The Labor Department says the jobless rate dropped in 346 areas last month. It rose in only 12 and remained flat in 14.
That's much better than March, when unemployment fell in 257 areas and rose in 89.
Much of the improvement was seen in Midwestern regions with significant manufacturing operations. Manufacturers, who added 44,000 jobs nationwide in April, are benefiting from increasing overseas sales and efforts by retailers and other U.S. companies to restock their warehouses.
For example, Monroe, Mich., near Detroit, saw its unemployment rate fall to 13.4 percent in April from 16 percent in March. Joblessness in Longview, Washington, which hosts several paper and packaging makers, dropped to 8.5 percent from 10.1 percent. And unemployment in Anderson, S.C., which is home to many auto parts companies, fell to 10.7 percent from 12.3 percent.
Joblessness is still widespread, with 14 metro areas recording unemployment rates of 15 percent or above in April. But that's down from 28 areas in March.
Unemployment fell below 15 percent in five metro areas in Michigan, the government's report said. U.S. automakers, after decimating their work forces in 2009, are adding workers as sales grow.
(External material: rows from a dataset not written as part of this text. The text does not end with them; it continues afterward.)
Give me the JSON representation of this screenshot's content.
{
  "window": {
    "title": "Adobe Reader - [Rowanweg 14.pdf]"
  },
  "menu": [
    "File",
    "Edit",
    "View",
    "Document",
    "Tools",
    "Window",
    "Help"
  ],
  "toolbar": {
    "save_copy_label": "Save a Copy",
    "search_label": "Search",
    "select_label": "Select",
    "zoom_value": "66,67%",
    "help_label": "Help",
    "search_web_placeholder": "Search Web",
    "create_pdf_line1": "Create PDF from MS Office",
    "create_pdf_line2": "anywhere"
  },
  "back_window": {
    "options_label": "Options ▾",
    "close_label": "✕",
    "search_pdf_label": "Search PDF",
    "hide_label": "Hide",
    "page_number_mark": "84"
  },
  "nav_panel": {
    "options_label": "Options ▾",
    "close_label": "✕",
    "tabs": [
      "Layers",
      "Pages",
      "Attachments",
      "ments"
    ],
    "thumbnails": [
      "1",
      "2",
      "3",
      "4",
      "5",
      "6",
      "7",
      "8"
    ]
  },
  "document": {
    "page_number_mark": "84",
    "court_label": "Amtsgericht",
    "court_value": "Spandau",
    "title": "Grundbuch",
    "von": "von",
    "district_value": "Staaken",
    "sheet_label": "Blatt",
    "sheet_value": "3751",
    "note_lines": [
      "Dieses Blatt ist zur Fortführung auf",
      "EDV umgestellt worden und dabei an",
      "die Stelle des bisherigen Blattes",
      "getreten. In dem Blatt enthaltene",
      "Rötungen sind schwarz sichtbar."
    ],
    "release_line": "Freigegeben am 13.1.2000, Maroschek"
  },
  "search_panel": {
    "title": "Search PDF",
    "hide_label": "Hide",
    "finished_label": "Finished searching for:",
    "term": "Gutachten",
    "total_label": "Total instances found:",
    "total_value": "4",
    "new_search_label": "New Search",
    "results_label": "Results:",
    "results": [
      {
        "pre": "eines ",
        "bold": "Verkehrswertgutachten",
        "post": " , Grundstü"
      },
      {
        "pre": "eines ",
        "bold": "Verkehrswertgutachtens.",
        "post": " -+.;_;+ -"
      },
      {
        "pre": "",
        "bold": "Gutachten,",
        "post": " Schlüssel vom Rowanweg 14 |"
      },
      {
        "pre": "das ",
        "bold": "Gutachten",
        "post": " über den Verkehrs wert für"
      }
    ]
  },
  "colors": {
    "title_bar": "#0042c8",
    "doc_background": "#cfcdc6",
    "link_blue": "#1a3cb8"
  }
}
Chrysler LLC said last month it will hire 1,100 new workers at a plant in Detroit to help build the new Jeep Grand Cherokee. Ford Motor Co., meanwhile, said in May that it will add 170 jobs in two factories near Detroit to make parts for its hybrid cars.
Ford said Wednesday that sales jumped 22 percent in May from the previous year. General Motors said its sales rose 17 percent from May 2009, when the company was sliding into bankruptcy protection.
George Erickcek, a senior regional analyst at W.E. Upjohn Institute for Employment Research in Kalamazoo, Mich., said employment in Michigan is stabilizing in line with auto sales.
But U.S. auto sales, at about 11 million a year, are still much lower than pre-recession levels of about 16 million per year, he said.
"It's possible we've reached bottom," Erickcek said. But the report "doesn't say anything" about how quickly jobs will return, he added. Michigan faces very high unemployment for at least the rest of this year, he said.
The metro unemployment data isn't seasonally adjusted and can be volatile from month to month.
The report follows other recent signs that hiring has turned up. The nation's economy generated a net gain of 290,000 jobs in April. But that wasn't enough to hold down the unemployment rate, which rose to 9.9 percent.